One way is to buy an animal repellent that you would use in a garden, or you can make your own.
According to The Pioneer Woman, if you’re a pet owner, you can use their fur to your advantage. Cats and dogs are natural predators of squirrels, so you can put their fur or something covered in their fur around the base of your pumpkin to try and keep pests away.
FILE - A squirrel bites into a pumpkin in La Canada Flintridge, California. (Photo by FREDERIC J. BROWN/AFP via Getty Images)
You can also cover the gourd in a thick layer of petroleum jelly, which will not only deter squirrels from eating your pumpkin, but it will also prevent the carved edges from rotting quickly.
According to David Hillock, a consumer horticulturist with Oklahoma State University’s Department of Horticulture & Landscape Architecture, capsaicin is probably the most effective deterrent.
Capsaicin is the chemical in chili peppers that makes them spicy. So, you could sprinkle cayenne pepper on the pumpkin. You can also blend crushed red pepper with water and a drop of dish soap to spray on the pumpkins as well, according to the Bob Vila website.
Looking for something else to use to try and keep rodents away from your pumpkins? Martha Stewart's website says some essential oils like peppermint and eucalyptus oil could keep animals at bay.
Vinegar, too, is also thought to be a deterrent for squirrels and other animals due to the strong scent, according to Martha Stewart’s website.
It's also a good idea to remove all seeds and strings from the inside of a pumpkin. That could make it less tempting for scavengers, according to BobVila.com.
If that doesn't work, you can always just keep your pumpkins inside where they're safe from animals.

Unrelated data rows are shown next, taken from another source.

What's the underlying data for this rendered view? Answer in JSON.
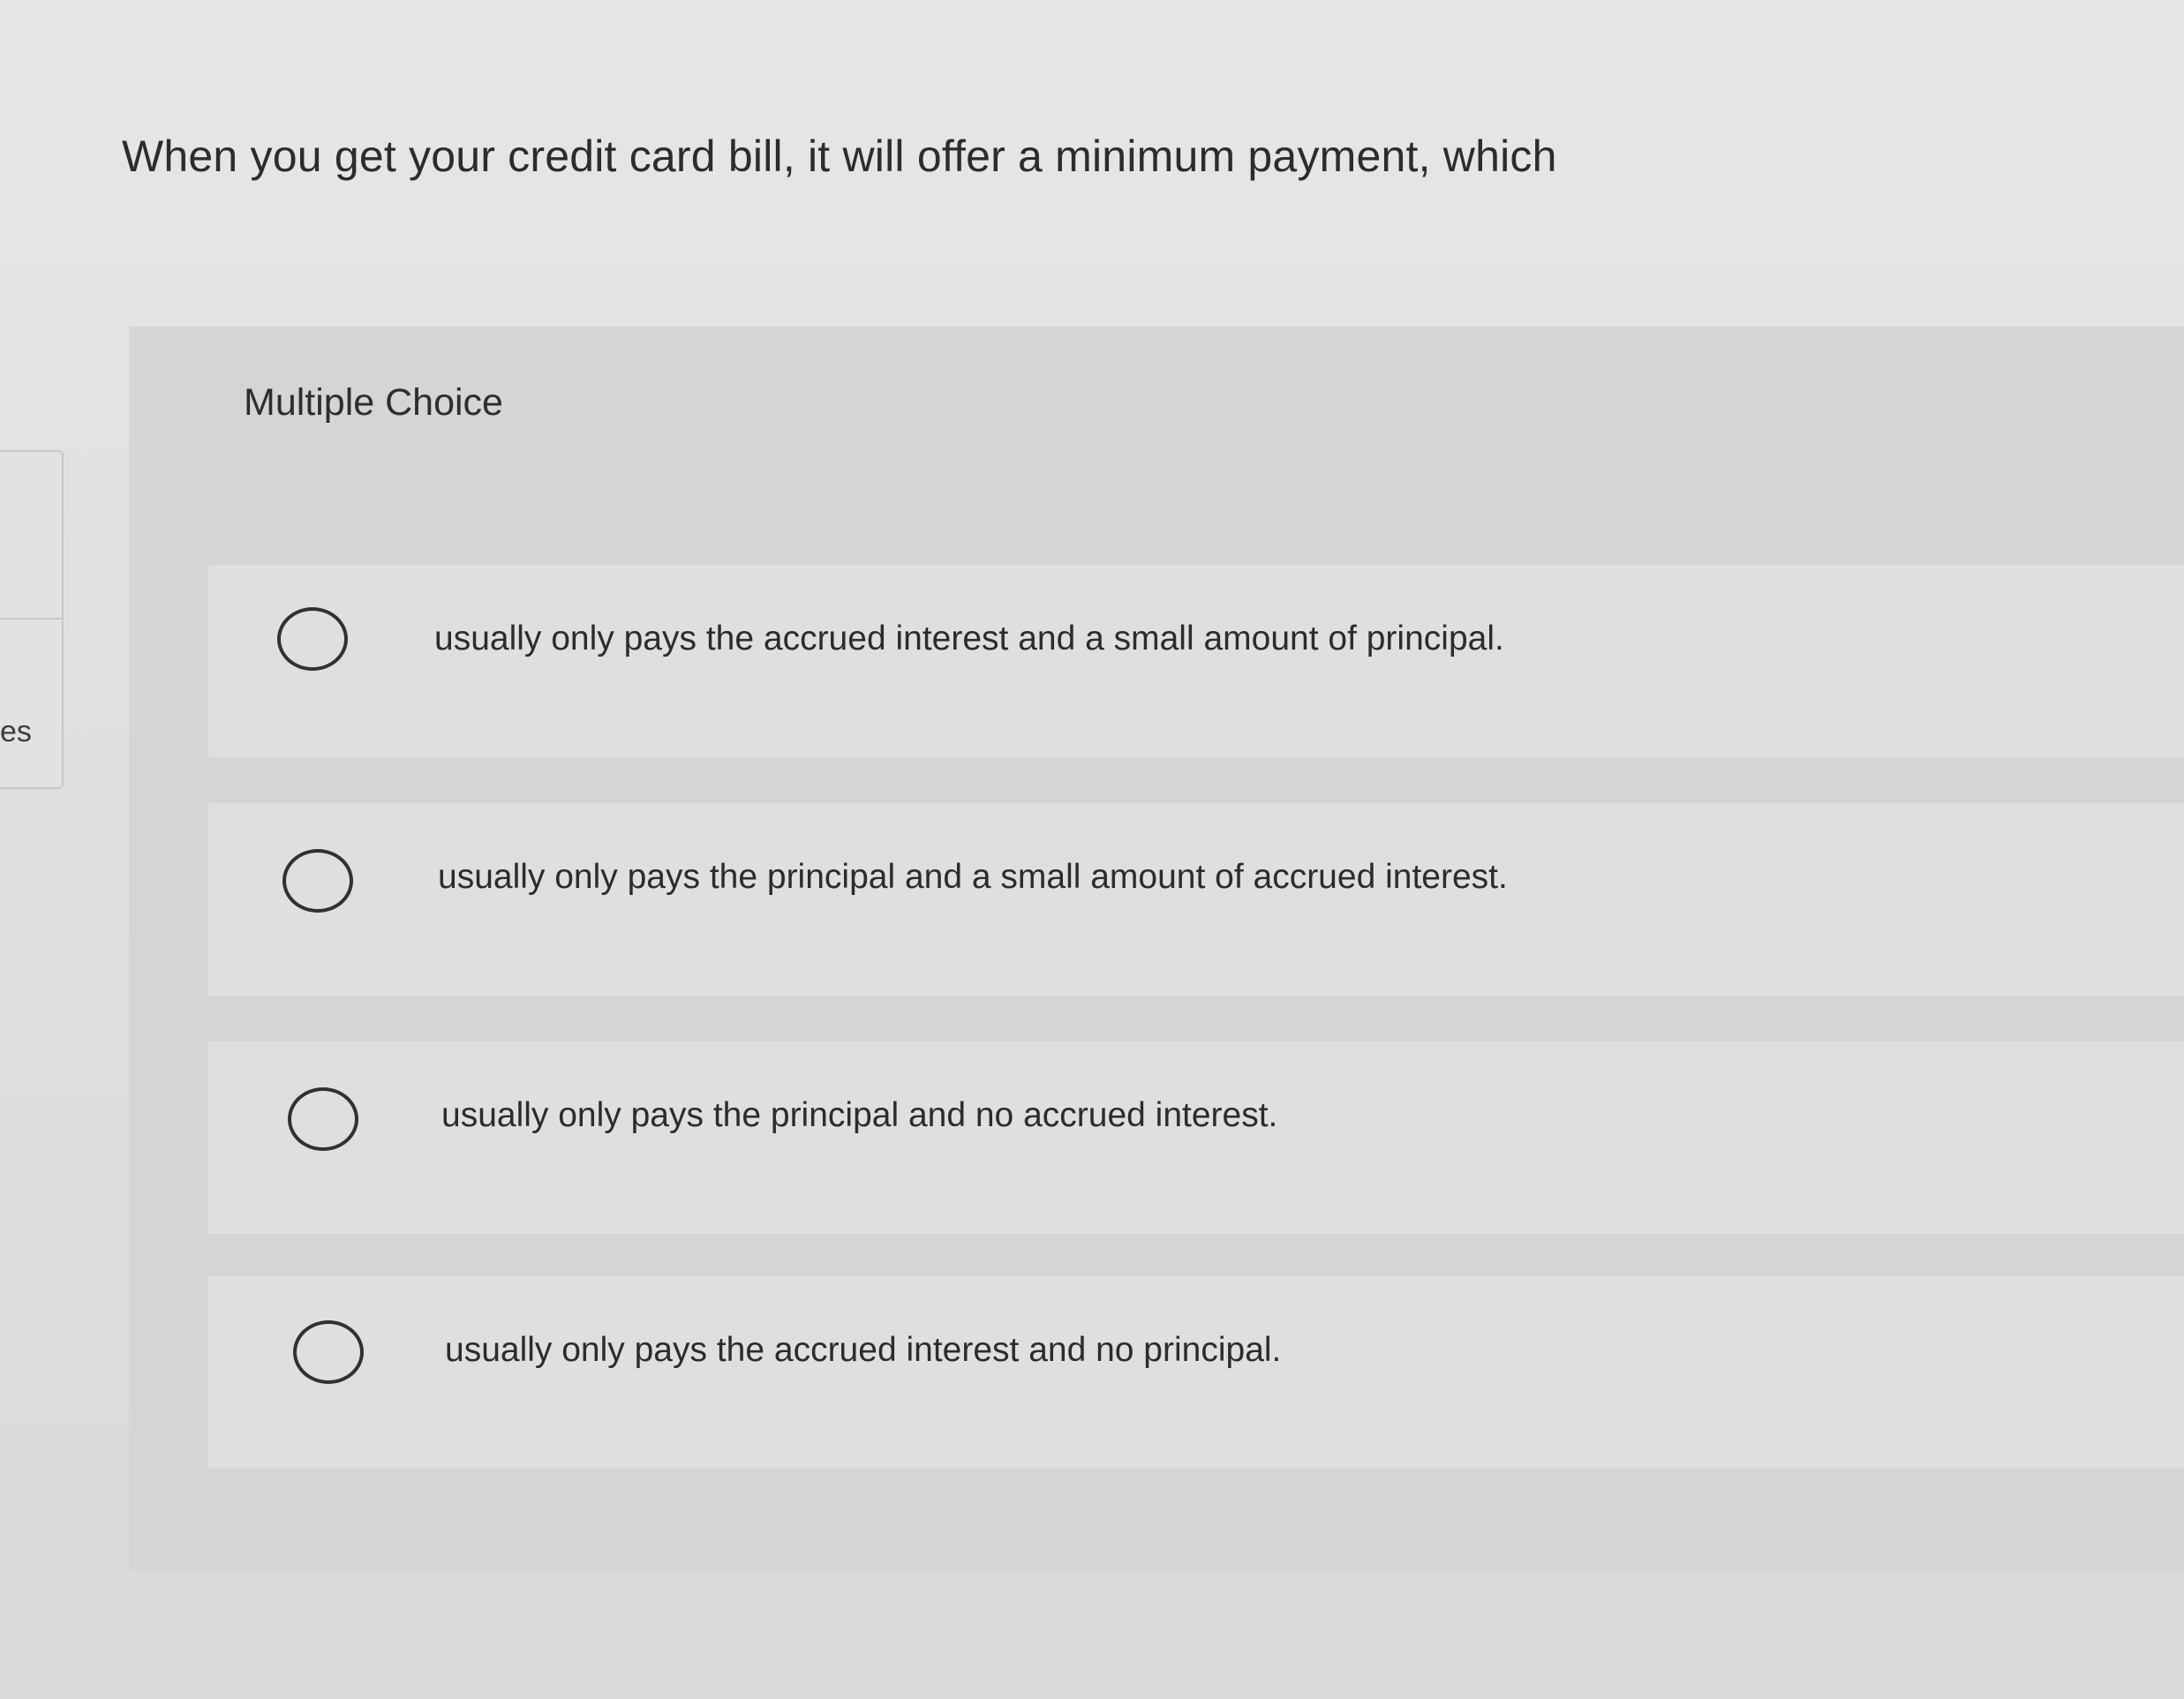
{
  "sidebar": {
    "fragment_text": "es"
  },
  "question": {
    "text": "When you get your credit card bill, it will offer a minimum payment, which"
  },
  "choices_panel": {
    "label": "Multiple Choice",
    "options": [
      {
        "label": "usually only pays the accrued interest and a small amount of principal.",
        "selected": false
      },
      {
        "label": "usually only pays the principal and a small amount of accrued interest.",
        "selected": false
      },
      {
        "label": "usually only pays the principal and no accrued interest.",
        "selected": false
      },
      {
        "label": "usually only pays the accrued interest and no principal.",
        "selected": false
      }
    ]
  }
}
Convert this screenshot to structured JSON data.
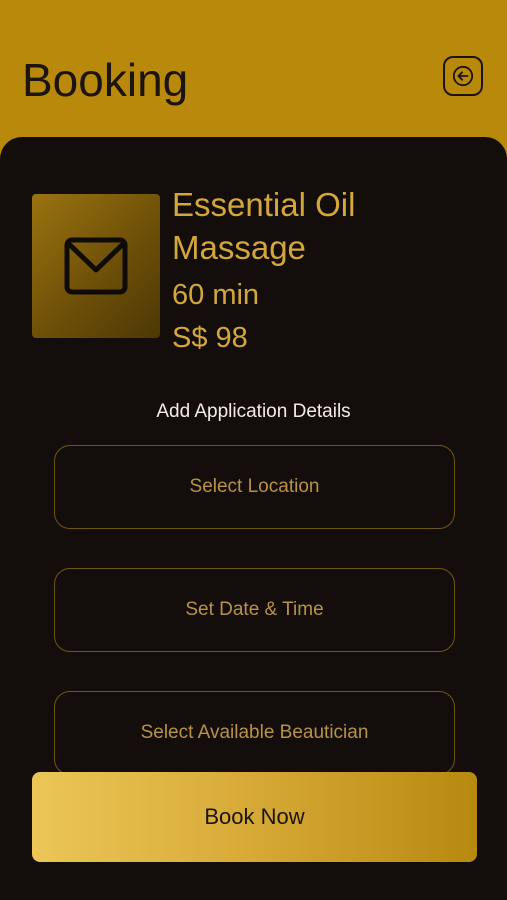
{
  "header": {
    "title": "Booking",
    "back_icon": "arrow-left-icon"
  },
  "service": {
    "image_icon": "envelope-icon",
    "name": "Essential Oil Massage",
    "duration": "60 min",
    "price": "S$ 98"
  },
  "details": {
    "label": "Add Application Details",
    "location_placeholder": "Select Location",
    "datetime_placeholder": "Set Date & Time",
    "beautician_placeholder": "Select Available Beautician"
  },
  "actions": {
    "book_label": "Book Now"
  },
  "colors": {
    "brand_gold": "#b8890a",
    "background_dark": "#130e0c",
    "accent_text": "#d4a73a"
  }
}
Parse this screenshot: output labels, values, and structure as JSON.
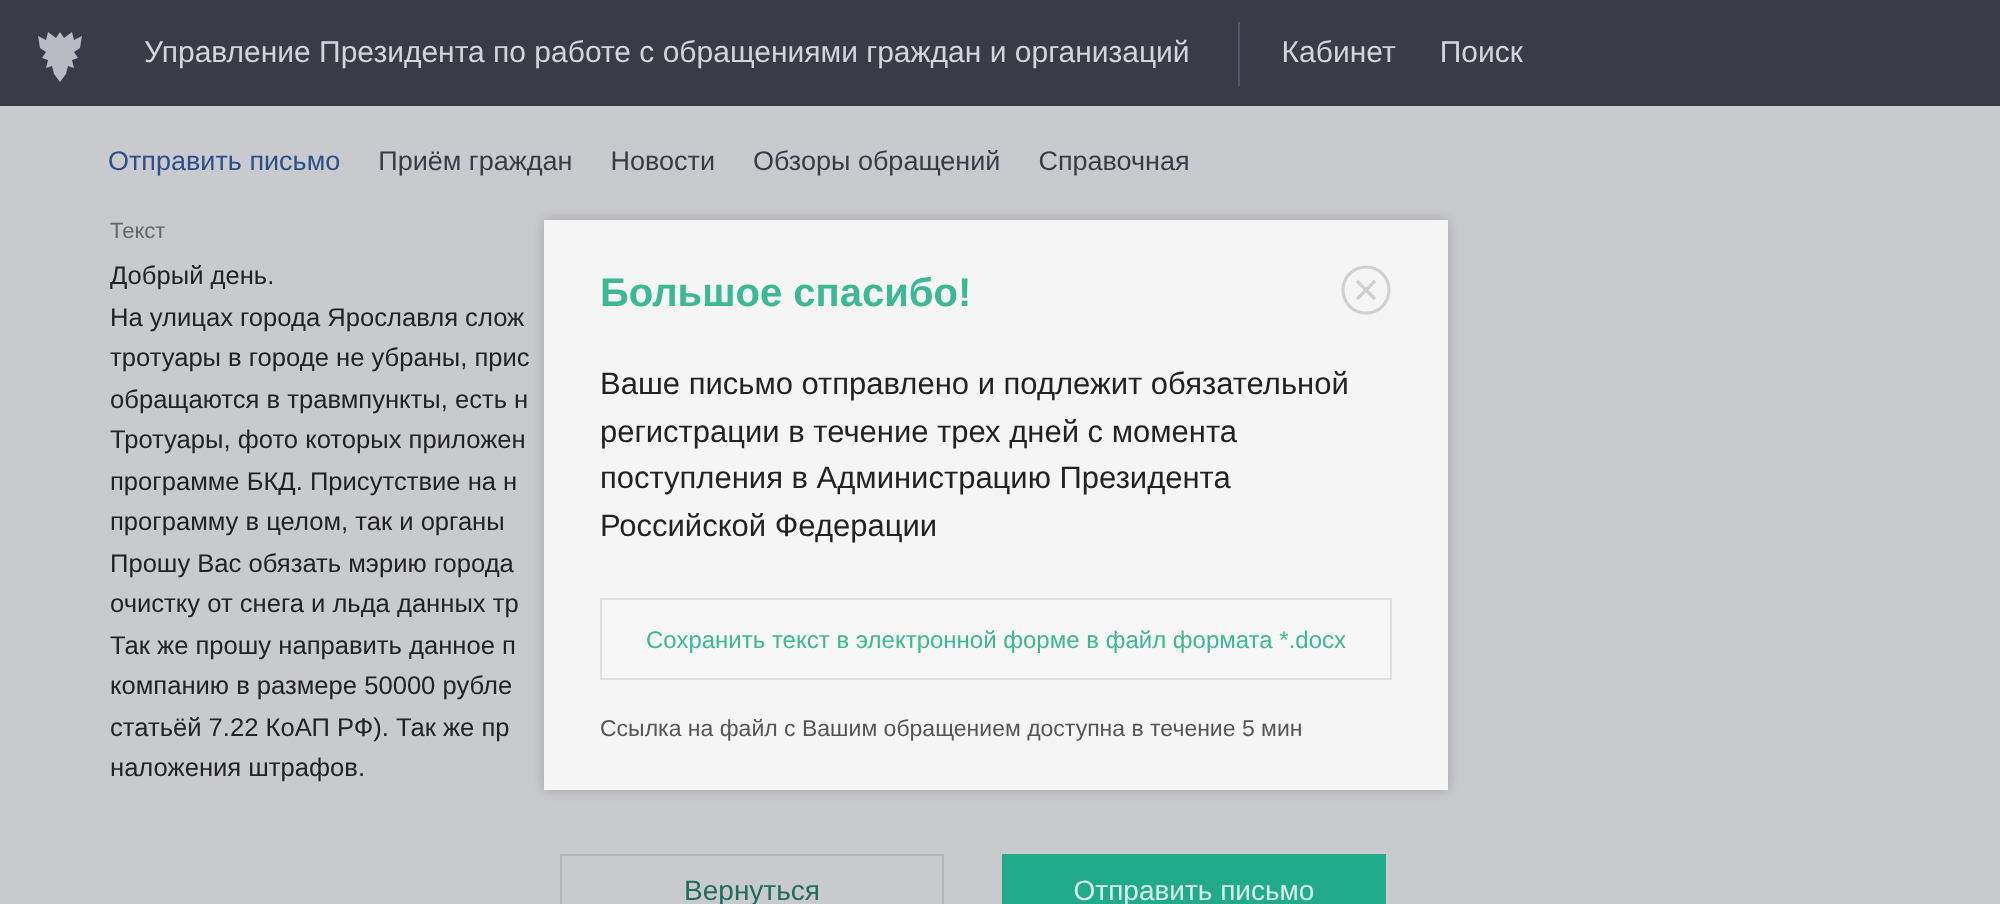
{
  "header": {
    "title": "Управление Президента по работе с обращениями граждан и организаций",
    "links": [
      "Кабинет",
      "Поиск"
    ]
  },
  "nav": [
    {
      "label": "Отправить письмо",
      "selected": true
    },
    {
      "label": "Приём граждан",
      "selected": false
    },
    {
      "label": "Новости",
      "selected": false
    },
    {
      "label": "Обзоры обращений",
      "selected": false
    },
    {
      "label": "Справочная",
      "selected": false
    }
  ],
  "letter": {
    "label": "Текст",
    "lines": [
      "Добрый день.",
      "На улицах города Ярославля слож",
      "тротуары в городе не убраны, прис",
      "обращаются в травмпункты, есть н",
      "Тротуары, фото которых приложен",
      "программе БКД. Присутствие на н",
      "программу в целом, так и органы",
      "Прошу Вас обязать мэрию города",
      "очистку от снега и льда данных тр",
      "Так же прошу направить данное п",
      "компанию в размере 50000 рубле",
      "статьёй 7.22 КоАП РФ). Так же пр",
      "наложения штрафов."
    ]
  },
  "buttons": [
    {
      "label": "Вернуться",
      "kind": "secondary"
    },
    {
      "label": "Отправить письмо",
      "kind": "primary"
    }
  ],
  "dialog": {
    "title": "Большое спасибо!",
    "message": "Ваше письмо отправлено и подлежит обязательной регистрации в течение трех дней с момента поступления в Администрацию Президента Российской Федерации",
    "save_link": "Сохранить текст в электронной форме в файл формата *.docx",
    "note": "Ссылка на файл с Вашим обращением доступна в течение 5 мин"
  }
}
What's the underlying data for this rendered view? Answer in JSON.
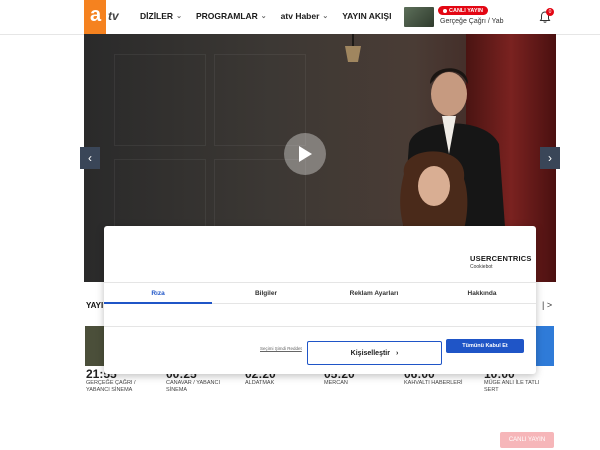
{
  "header": {
    "nav": [
      {
        "label": "DİZİLER"
      },
      {
        "label": "PROGRAMLAR"
      },
      {
        "label": "atv Haber"
      },
      {
        "label": "YAYIN AKIŞI"
      }
    ],
    "live_badge": "CANLI YAYIN",
    "live_program": "Gerçeğe Çağrı / Yab",
    "notification_count": "0"
  },
  "hero": {
    "prev_label": "‹",
    "next_label": "›"
  },
  "schedule": {
    "title": "YAYI",
    "more_arrow": "| >",
    "items": [
      {
        "time": "21:55",
        "name": "GERÇEĞE ÇAĞRI / YABANCI SİNEMA"
      },
      {
        "time": "00:25",
        "name": "CANAVAR / YABANCI SİNEMA"
      },
      {
        "time": "02:20",
        "name": "ALDATMAK"
      },
      {
        "time": "05:20",
        "name": "MERCAN"
      },
      {
        "time": "06:00",
        "name": "KAHVALTI HABERLERİ"
      },
      {
        "time": "10:00",
        "name": "MÜGE ANLI İLE TATLI SERT"
      }
    ]
  },
  "consent": {
    "brand": "USERCENTRICS",
    "brand_sub": "Cookiebot",
    "tabs": [
      {
        "label": "Rıza",
        "active": true
      },
      {
        "label": "Bilgiler",
        "active": false
      },
      {
        "label": "Reklam Ayarları",
        "active": false
      },
      {
        "label": "Hakkında",
        "active": false
      }
    ],
    "deny_label": "Seçimi Şimdi Reddet",
    "customize_label": "Kişiselleştir",
    "accept_label": "Tümünü Kabul Et"
  },
  "footer": {
    "blog_button": "CANLI YAYIN"
  },
  "colors": {
    "brand_orange": "#f5821f",
    "live_red": "#e30613",
    "accent_blue": "#1f55c7"
  }
}
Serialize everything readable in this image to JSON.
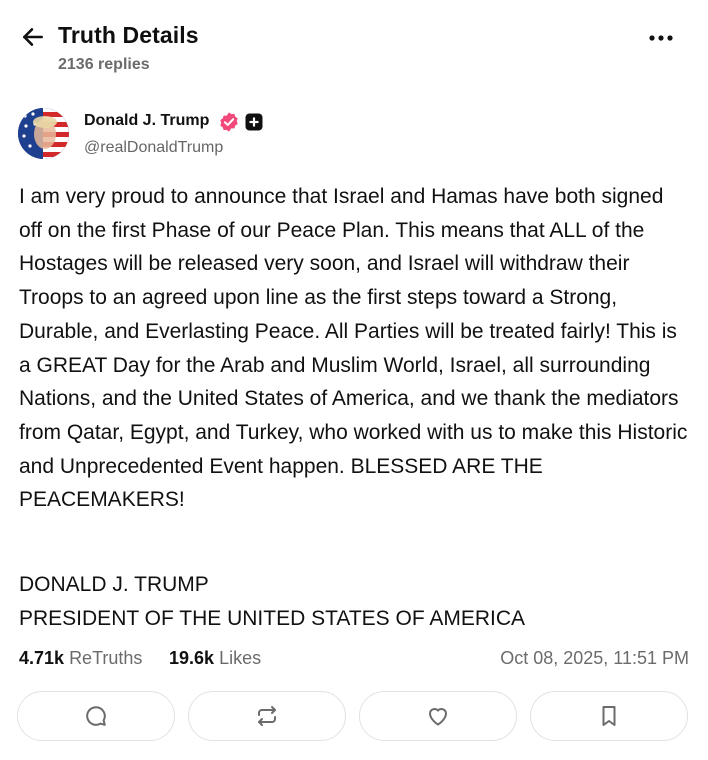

"If the pumpkins are in a small garden and there are only a handful, they could build cages out of a woven wire mesh and secure it over the pumpkins," Hillock said. "If they are on the porch, carved or not, taking them indoors (or in a garage) during the day or when no one is around can reduce damage."